The highly acclaimed Michael Fassbender stars in the titular role, with Marion Cotillard by his side as the influential Lady Macbeth. The supporting cast includes Paddy Considine, David Thewlis, Sean Harris and Elizabeth Debicki. Their Skye shoot was marred with horrid wind and rain, beating down to give the perfect weather-beaten backdrop for events to unfold. The premiere was much to the contrary as the sun shone on the stars to greet the fans, Fassbender revelling in signing autographs and taking selfies with his Scottish admirers.

I was fortunate enough to have the opportunity to chat to the director of the piece Kurzel, who had an interesting take on the central character, comparing him to Breaking Bad’s Walter White, who is arguably the greatest television anti-hero of the 21st century. Discussing the odd similarity, he said, “I was watching a lot of Breaking Bad to have some freedom away from the torture of the edit and found that, like Macbeth, it is about a man going mad and descending into an evil that he can’t find a way back from.”

Bringing a Shakespeare classic to the big screen is no mean feat and the filmmaker was quick to discuss his reasons for giving it the cinematic treatment.

“It kind of read like a Western when I read the screenplay, and felt really modern. The Scottish setting made it feel very honest. It didn’t feel contrived or as if it was a prisoner to the words. The writers had a new take on the themes of ambition in the play, making it less about control and more about what you do with grief and trauma, especially being a warrior. We found that to be a really fresh and interesting take on the original material.”

He also spoke freely about the universal appeal of Macbeth, and how the story has the longevity to be told again and again without becoming stale.

“I read something the other day that stated that every four hours across the world a production of Macbeth is taking place, so I think already it is the biggest blockbuster around. I think it is whether people are engaged enough to want to see a new one because it carries a lot of baggage. People think if they’ve seen it, or read it, or studied it at school that they’ve done it so I think it’s always about offering up something fresh and new.

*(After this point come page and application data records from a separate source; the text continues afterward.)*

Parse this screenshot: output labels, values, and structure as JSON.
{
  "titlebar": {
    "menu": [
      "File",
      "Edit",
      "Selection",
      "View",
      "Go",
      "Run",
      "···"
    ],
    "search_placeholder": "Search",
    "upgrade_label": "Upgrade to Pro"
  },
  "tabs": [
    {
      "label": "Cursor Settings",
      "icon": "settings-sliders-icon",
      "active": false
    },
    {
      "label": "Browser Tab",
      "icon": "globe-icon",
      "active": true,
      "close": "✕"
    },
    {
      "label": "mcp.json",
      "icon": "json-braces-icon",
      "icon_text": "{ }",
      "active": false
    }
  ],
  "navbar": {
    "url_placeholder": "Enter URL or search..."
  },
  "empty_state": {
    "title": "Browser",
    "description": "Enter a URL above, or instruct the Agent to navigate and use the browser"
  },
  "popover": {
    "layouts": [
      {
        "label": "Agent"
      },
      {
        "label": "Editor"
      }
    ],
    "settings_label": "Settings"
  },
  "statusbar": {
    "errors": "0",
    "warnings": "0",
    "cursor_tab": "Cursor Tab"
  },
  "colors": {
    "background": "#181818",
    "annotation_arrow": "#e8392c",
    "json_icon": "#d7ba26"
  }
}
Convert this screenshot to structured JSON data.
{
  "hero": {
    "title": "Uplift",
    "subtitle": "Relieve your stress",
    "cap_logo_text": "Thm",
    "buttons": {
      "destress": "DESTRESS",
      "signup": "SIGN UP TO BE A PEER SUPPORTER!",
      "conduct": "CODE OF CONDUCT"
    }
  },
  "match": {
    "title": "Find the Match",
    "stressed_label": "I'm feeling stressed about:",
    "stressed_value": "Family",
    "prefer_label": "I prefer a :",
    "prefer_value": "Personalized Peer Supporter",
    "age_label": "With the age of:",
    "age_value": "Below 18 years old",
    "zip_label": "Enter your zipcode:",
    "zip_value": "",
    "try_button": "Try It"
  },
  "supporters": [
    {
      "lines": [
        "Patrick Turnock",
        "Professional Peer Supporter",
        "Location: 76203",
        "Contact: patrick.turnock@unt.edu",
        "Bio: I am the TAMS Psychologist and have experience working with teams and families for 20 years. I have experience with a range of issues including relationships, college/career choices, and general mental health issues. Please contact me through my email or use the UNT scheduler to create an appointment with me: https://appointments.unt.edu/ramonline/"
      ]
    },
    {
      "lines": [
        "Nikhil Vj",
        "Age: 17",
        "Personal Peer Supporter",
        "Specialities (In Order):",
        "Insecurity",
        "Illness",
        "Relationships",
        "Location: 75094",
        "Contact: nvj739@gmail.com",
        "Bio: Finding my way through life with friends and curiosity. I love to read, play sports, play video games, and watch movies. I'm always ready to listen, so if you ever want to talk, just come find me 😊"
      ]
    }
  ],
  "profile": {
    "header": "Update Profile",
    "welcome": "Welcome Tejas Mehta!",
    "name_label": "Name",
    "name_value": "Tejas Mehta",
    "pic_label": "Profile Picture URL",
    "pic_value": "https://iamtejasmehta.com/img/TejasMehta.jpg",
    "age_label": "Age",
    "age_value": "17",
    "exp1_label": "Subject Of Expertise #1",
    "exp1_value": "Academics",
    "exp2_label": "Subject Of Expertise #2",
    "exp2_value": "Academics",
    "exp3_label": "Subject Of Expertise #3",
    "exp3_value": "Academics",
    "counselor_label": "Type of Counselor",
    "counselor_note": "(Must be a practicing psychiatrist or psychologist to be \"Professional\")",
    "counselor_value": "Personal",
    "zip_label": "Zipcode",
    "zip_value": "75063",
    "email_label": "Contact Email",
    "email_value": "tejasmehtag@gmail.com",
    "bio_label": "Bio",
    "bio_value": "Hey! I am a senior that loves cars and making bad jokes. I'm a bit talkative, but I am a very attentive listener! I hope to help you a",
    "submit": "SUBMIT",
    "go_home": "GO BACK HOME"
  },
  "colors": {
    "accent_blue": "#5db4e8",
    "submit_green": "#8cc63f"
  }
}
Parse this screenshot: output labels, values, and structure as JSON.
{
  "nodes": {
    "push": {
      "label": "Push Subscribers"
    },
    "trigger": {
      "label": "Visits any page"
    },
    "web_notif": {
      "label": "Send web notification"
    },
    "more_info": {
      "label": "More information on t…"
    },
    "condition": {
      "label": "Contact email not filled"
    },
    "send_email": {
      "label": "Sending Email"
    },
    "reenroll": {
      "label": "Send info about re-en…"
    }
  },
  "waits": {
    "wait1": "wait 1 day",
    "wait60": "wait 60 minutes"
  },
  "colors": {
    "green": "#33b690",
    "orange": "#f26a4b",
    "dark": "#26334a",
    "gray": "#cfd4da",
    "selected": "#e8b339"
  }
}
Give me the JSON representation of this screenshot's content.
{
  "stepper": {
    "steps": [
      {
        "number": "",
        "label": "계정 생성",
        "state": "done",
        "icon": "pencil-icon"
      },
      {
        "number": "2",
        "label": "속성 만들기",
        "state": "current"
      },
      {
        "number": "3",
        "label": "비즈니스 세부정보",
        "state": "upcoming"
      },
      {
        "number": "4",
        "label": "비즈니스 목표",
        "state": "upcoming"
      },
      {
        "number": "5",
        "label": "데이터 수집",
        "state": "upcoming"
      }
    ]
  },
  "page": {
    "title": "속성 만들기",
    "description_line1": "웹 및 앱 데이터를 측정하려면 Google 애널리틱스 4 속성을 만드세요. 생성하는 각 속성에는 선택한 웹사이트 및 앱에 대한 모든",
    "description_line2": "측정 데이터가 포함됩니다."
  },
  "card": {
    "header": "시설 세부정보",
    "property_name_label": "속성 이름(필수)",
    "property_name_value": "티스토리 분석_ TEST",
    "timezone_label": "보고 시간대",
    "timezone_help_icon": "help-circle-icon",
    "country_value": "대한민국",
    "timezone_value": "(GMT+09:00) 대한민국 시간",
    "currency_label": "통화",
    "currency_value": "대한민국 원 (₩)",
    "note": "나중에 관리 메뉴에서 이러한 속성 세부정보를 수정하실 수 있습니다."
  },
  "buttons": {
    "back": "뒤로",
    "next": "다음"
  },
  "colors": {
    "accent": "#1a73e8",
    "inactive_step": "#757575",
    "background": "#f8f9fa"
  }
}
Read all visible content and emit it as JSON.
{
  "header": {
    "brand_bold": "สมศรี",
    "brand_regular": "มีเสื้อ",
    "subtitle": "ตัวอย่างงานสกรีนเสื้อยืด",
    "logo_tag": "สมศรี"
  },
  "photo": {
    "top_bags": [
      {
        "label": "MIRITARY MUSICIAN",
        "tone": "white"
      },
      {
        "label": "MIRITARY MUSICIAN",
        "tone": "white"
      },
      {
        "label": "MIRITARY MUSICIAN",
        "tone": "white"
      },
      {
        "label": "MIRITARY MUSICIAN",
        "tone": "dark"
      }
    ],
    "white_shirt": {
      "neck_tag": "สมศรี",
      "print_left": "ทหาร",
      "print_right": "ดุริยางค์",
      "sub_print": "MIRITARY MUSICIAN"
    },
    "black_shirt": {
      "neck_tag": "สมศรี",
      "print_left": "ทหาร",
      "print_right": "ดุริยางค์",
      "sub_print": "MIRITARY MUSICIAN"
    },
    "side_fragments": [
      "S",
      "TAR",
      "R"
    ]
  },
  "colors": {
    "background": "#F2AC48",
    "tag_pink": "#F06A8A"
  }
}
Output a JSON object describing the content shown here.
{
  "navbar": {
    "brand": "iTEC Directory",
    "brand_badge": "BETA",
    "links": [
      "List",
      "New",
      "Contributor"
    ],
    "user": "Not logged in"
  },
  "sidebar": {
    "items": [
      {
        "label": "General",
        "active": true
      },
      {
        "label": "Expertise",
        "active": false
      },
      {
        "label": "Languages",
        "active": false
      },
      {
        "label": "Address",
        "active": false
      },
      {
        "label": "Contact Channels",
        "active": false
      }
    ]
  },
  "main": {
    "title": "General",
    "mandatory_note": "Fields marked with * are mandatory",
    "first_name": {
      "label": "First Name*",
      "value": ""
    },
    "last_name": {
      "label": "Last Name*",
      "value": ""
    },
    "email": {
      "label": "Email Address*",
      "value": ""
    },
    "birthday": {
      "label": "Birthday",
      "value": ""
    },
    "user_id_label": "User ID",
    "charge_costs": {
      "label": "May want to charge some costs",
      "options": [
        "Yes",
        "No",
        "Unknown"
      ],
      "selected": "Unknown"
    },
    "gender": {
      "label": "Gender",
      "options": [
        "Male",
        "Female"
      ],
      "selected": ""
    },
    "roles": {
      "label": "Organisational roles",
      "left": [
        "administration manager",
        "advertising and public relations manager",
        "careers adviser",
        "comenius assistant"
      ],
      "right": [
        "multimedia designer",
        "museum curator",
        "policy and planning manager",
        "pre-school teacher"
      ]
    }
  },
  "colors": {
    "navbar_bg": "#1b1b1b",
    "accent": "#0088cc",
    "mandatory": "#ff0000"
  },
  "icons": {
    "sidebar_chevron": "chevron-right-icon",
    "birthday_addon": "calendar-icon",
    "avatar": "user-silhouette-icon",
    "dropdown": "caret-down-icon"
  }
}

For us it’s about placing it back in the time in which it existed, and finding something very human and real in it. I’ve seen it now three times and it’s amazing to me how much Shakespeare keeps on repeating itself but people always want to go back for a second or third time to watch it. I think it has a lot to do with the verse because you don’t always hear or understand the verse the first time so you want to go back and get something new from it each time.”

Macbeth is available on DVD, Blu Ray and on demand.